(RECORDS begins)

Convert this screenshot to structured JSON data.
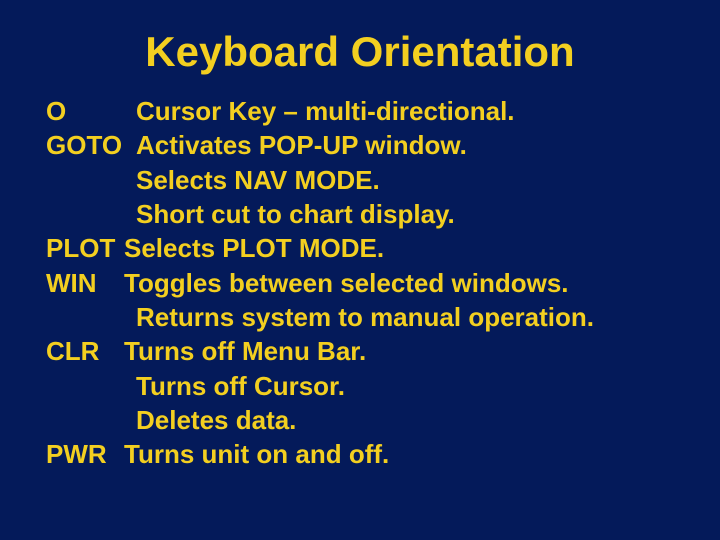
{
  "title": "Keyboard Orientation",
  "lines": {
    "o_key": "O",
    "o_desc": "Cursor Key – multi-directional.",
    "goto_key": "GOTO",
    "goto_desc": "Activates POP-UP window.",
    "goto_desc2": "Selects NAV MODE.",
    "goto_desc3": "Short cut to chart display.",
    "plot_key": "PLOT",
    "plot_desc": "Selects PLOT MODE.",
    "win_key": "WIN",
    "win_desc": "Toggles between selected windows.",
    "win_desc2": "Returns system to manual operation.",
    "clr_key": "CLR",
    "clr_desc": "Turns off Menu Bar.",
    "clr_desc2": "Turns off Cursor.",
    "clr_desc3": "Deletes data.",
    "pwr_key": "PWR",
    "pwr_desc": "Turns unit on and off."
  }
}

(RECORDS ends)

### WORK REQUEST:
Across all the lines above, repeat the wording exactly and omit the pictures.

### TASK OUTPUT:
Convert this screenshot to structured JSON data.
{
  "title": "Keyboard Orientation",
  "lines": {
    "o_key": "O",
    "o_desc": "Cursor Key – multi-directional.",
    "goto_key": "GOTO",
    "goto_desc": "Activates POP-UP window.",
    "goto_desc2": "Selects NAV MODE.",
    "goto_desc3": "Short cut to chart display.",
    "plot_key": "PLOT",
    "plot_desc": "Selects PLOT MODE.",
    "win_key": "WIN",
    "win_desc": "Toggles between selected windows.",
    "win_desc2": "Returns system to manual operation.",
    "clr_key": "CLR",
    "clr_desc": "Turns off Menu Bar.",
    "clr_desc2": "Turns off Cursor.",
    "clr_desc3": "Deletes data.",
    "pwr_key": "PWR",
    "pwr_desc": "Turns unit on and off."
  }
}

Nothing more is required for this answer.